“that there will often be a substantial lapse of time between the carrying out of the work and the occurrence of any visible cracking to the fabric of the building, and an even longer lapse of time until the likely cause of the cracking is established. The construction of even a simple warehouse building is likely to take a few months, and it will not be for a few further months before it becomes at least substantially loaded by the user. Whilst it is possible, as Mr Colven agreed, for ground treatment works to fail whilst the sub-contractor is still on site, in such cases the potential for a claim is reduced because the sub-contractor will probably put the work right straightaway. Where the failure of ground or piles occurs under load, experience suggests that that seldom, occurs instantaneously: it is usually a gradual process.

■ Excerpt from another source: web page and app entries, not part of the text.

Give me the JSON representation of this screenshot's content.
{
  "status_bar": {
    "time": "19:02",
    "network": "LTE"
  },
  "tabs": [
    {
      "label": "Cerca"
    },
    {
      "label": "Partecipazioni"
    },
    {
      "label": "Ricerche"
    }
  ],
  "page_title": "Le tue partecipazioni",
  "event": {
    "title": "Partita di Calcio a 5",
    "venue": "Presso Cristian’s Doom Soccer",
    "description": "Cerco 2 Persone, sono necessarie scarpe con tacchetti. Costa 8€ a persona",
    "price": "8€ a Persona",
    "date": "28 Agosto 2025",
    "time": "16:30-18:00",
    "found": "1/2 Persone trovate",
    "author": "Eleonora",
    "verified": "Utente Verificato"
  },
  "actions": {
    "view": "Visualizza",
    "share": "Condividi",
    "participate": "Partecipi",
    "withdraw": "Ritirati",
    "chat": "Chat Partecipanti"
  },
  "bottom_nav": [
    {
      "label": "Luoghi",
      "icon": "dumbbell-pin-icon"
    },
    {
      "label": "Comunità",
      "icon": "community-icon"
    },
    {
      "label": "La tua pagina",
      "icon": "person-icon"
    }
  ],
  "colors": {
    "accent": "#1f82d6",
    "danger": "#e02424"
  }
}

It is, in my experience at least, rare for a failure of ground or piles to manifest itself in a period measured in months, rather than in years.


Therefore, RBL’s limitation did not satisfy the requirements of reasonableness.

Afternote

Edwards-Stuart J also took the opportunity to criticise the length of a skeleton argument put forward by one of the parties. He cited paragraph 15.2.1 of the TCC guide which provides: 

"In general terms, all opening notes should be of modest length and proportionate to the size and complexity of the case."

In the context of the current case, Edwards-Stuart J considered that a skeleton argument running to more than 25 pages would not have been of modest length. The 70 page skeleton submitted by one of the parties was quite clearly excessive and beyond what was required. 

By way of final remark, Edwards-Stuart J also criticised the over citation of authorities. It was unnecessary for the parties to put so many authorities before him which did no more than demonstrate the application of a well-known principle to particular facts, especially when those facts were not analogous to those in the current case. 

Both warnings should be keenly observed by any parties acting in future cases in the TCC.